And there are many reasons to listen, to reflect prayerfully, and to act thoughtfully. I have not experienced the systemic racism that instituted Jim Crow laws, that led to the formation of the Ku Klux Klan, that gave higher-interest mortgages–or none–to persons of color, because I am Caucasian. But my heart goes out to those who have been unfairly treated and given less opportunity simply because of the color of their melanin.

I want to follow Jesus’ example. Pastor Hamilton suggested asking our brothers and sisters to tell us their story of being African American in America–and listening!

If you’d like to hear the entire sermon, follow this link.
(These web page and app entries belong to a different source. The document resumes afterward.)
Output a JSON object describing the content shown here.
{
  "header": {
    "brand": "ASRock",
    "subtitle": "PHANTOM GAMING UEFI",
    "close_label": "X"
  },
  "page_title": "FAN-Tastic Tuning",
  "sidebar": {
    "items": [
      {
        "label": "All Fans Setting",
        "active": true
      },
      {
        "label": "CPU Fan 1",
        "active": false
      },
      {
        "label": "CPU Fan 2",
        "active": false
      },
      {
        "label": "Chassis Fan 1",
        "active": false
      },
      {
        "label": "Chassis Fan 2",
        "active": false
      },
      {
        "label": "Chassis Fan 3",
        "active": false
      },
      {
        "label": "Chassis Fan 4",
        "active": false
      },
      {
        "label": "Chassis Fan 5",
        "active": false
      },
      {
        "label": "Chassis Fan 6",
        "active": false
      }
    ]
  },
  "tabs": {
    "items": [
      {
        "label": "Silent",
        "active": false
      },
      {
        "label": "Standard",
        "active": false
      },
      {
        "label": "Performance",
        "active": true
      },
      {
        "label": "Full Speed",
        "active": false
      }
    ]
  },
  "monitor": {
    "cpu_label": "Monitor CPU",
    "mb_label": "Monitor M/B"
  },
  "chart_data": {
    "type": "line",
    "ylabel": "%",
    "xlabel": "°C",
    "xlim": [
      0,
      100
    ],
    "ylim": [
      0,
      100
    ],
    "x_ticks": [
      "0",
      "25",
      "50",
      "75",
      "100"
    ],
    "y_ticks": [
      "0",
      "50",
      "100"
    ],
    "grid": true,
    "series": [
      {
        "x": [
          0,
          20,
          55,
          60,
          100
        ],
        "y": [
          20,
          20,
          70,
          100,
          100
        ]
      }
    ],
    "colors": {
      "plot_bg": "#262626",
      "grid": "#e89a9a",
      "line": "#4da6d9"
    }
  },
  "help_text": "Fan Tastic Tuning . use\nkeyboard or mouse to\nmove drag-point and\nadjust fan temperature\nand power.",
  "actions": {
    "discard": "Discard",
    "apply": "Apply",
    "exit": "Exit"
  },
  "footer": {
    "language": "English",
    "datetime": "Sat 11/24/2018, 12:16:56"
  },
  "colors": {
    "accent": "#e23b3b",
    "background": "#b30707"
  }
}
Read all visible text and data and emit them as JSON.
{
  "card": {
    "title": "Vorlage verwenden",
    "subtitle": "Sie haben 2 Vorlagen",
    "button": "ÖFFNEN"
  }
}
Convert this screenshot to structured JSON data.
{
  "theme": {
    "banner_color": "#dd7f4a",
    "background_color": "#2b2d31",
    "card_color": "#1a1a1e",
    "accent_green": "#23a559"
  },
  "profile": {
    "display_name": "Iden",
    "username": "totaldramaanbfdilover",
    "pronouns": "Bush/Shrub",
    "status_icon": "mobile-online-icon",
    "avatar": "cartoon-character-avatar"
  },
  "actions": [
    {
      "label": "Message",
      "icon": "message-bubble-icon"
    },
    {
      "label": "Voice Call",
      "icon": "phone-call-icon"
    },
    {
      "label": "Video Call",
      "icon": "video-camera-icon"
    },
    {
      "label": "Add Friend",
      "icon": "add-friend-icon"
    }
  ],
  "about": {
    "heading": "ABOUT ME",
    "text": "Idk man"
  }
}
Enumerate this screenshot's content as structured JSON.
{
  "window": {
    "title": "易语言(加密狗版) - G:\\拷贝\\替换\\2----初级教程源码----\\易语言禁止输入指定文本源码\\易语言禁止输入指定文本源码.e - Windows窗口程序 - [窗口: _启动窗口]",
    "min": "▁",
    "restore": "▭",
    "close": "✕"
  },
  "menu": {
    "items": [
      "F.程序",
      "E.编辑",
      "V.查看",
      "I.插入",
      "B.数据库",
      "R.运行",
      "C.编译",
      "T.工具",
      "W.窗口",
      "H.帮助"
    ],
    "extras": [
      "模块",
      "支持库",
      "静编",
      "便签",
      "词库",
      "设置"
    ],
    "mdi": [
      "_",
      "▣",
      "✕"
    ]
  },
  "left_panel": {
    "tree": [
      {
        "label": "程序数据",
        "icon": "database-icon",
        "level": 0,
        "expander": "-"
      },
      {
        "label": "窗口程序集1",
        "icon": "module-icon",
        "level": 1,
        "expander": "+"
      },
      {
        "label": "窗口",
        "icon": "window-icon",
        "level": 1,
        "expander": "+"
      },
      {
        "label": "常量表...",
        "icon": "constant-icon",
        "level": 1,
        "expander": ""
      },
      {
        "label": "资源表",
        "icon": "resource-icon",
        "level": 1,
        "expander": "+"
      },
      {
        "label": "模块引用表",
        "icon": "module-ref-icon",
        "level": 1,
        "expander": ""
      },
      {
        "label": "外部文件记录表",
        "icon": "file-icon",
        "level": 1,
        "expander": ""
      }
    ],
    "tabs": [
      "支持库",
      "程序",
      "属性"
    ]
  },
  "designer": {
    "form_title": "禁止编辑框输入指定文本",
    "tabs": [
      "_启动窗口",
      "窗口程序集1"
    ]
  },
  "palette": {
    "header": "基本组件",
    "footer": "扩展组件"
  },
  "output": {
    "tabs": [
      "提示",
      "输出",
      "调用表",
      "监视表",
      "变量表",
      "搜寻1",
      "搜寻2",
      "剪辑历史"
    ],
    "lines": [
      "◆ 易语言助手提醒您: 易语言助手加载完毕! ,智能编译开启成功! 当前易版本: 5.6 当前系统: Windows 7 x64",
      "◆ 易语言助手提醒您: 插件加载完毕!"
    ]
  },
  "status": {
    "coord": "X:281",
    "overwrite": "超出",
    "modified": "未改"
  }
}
I think you’ll be challenged and encouraged as Don and I were.

What Does God Require of Us (Concerning Racism)

I expect many of us have wrestled this week with the question “What can I do to help root out racism and heal our land?” Our pastor, Tim Wood of Evergreen Valley Church in San Jose, wrote a post this week that I thought gave wise encouragement about what is required of us. With his permission, I am reposting his words here.

He has told you, O man, what is good; and what does the Lord require of you but to do justice, and to love kindness, and to walk humbly with your God? (Micah 6:8 ESV)

 But he’s already made it plain how to live, what to do, what God is looking for in men and women. It’s quite simple: Do what is fair and just to your neighbor, be compassionate and loyal in your love, and don’t take yourself too seriously— take God seriously. (Micah 6:8 The MSG)

 3,000 years later, and these words from Micah are still relevant and powerful. These words are simple to read and challenging to live out.

What does the LORD (Yahweh) require of us? Only this, to do justice, to love people loyally and to remain humble before our God.

This is the spirit I hope you will live out in your heart and home and in our church and before our community. We cannot be a church that is true to the demands of the Gospel if we don’t act justly. We aren’t true to the Gospel if we don’t act to root out racism in the structures of our society and church. We do justice when we give all human beings their due as creations of God. We cannot achieve personal holiness if we don’t love our neighbors with steadfast love. The love and compassion of Jesus means I respect all human beings.

Only if we do these things can we expect to walk humbly with our God. For God is a God of love and justice, a God who made us all in His image. Racism is a denial of that truth. It’s an offense against God.

We know that racism exists in our culture, my prayer is that it will not continue to exist in the church. We can’t be a light that shines in the darkness, if there is darkness in our heart. We lose supernatural witness when we allow sin to abide in us. We can’t walk humbly before our God with a prideful attitude.

Dr. Tony Evans says, “It’s time for a reset in our culture. It’s time to reverse the curse of racism.” Dr. Evans makes it clear that change starts with individuals. It doesn’t start with a group, it starts with me; with you. Change my heart, O God. Change the way I think and see.

It’s practiced in your family. Transfer the godly values of justice and love to your children. Do this by reaching out and serving other people who are different than you. When changes happen in individual hearts and in family life, it brings change to the church. We can become that city set on a hill that Jesus called us to be.

What is good and what does the Lord require of me during this time of racial tension? To do justice, to love kindness and to walk humbly before with your God.

Let’s pray together: Lord, our hearts are heavy. Open our eyes to see what You see. Open our ears to hear what You hear. Let me see every person the way You see them. Let your love flow from us like a mighty river. Let justice roll like waters. May love and justice start with me. In Jesus Name, Amen.

Note from Carol: Thank you Pastor Tim.

Readers, I welcome your thoughts on ways we can do justice and love mercy.